WHAT THE EXERCISE ASKS: Here the job is to copy the data exactly and to exclude every image from it.

Element data from apps and pages:
┄┄┄┄┄┄┄┄┄┄
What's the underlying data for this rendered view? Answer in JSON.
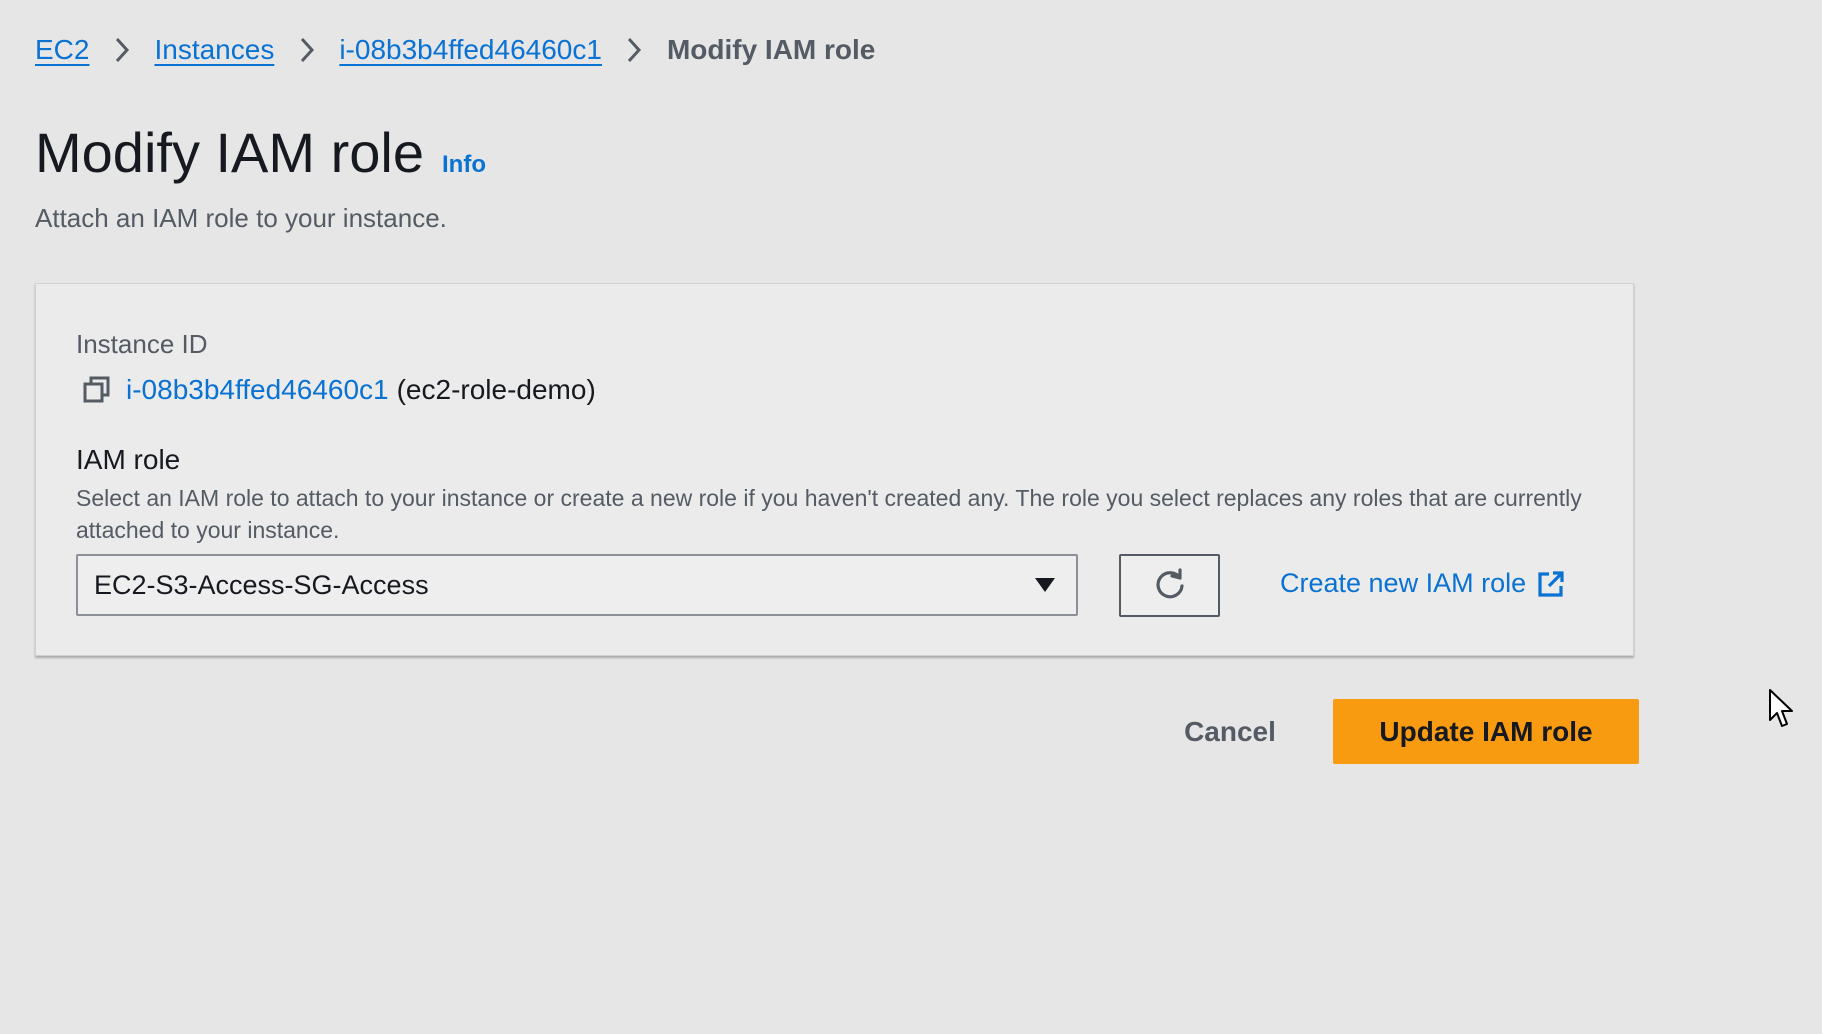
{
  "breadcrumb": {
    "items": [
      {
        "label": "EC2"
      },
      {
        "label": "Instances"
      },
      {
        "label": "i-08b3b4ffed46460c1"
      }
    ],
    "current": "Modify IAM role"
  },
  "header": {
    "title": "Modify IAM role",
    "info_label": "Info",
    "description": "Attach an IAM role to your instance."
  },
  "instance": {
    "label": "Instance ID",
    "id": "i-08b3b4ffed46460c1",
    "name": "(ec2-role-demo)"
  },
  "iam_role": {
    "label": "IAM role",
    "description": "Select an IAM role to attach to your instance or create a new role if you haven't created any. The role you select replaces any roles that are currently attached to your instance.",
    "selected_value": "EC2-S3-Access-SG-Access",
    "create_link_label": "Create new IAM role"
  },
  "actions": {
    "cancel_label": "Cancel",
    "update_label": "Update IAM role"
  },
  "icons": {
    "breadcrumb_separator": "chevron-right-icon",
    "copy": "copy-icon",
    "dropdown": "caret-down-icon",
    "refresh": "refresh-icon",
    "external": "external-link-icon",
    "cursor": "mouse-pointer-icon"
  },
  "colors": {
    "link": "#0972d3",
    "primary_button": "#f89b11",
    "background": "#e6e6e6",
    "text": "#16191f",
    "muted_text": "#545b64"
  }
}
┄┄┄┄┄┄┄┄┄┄
ANSWER TO THIS EXERCISE:
What's the underlying data for this rendered view? Answer in JSON.
{
  "breadcrumb": {
    "items": [
      {
        "label": "EC2"
      },
      {
        "label": "Instances"
      },
      {
        "label": "i-08b3b4ffed46460c1"
      }
    ],
    "current": "Modify IAM role"
  },
  "header": {
    "title": "Modify IAM role",
    "info_label": "Info",
    "description": "Attach an IAM role to your instance."
  },
  "instance": {
    "label": "Instance ID",
    "id": "i-08b3b4ffed46460c1",
    "name": "(ec2-role-demo)"
  },
  "iam_role": {
    "label": "IAM role",
    "description": "Select an IAM role to attach to your instance or create a new role if you haven't created any. The role you select replaces any roles that are currently attached to your instance.",
    "selected_value": "EC2-S3-Access-SG-Access",
    "create_link_label": "Create new IAM role"
  },
  "actions": {
    "cancel_label": "Cancel",
    "update_label": "Update IAM role"
  },
  "icons": {
    "breadcrumb_separator": "chevron-right-icon",
    "copy": "copy-icon",
    "dropdown": "caret-down-icon",
    "refresh": "refresh-icon",
    "external": "external-link-icon",
    "cursor": "mouse-pointer-icon"
  },
  "colors": {
    "link": "#0972d3",
    "primary_button": "#f89b11",
    "background": "#e6e6e6",
    "text": "#16191f",
    "muted_text": "#545b64"
  }
}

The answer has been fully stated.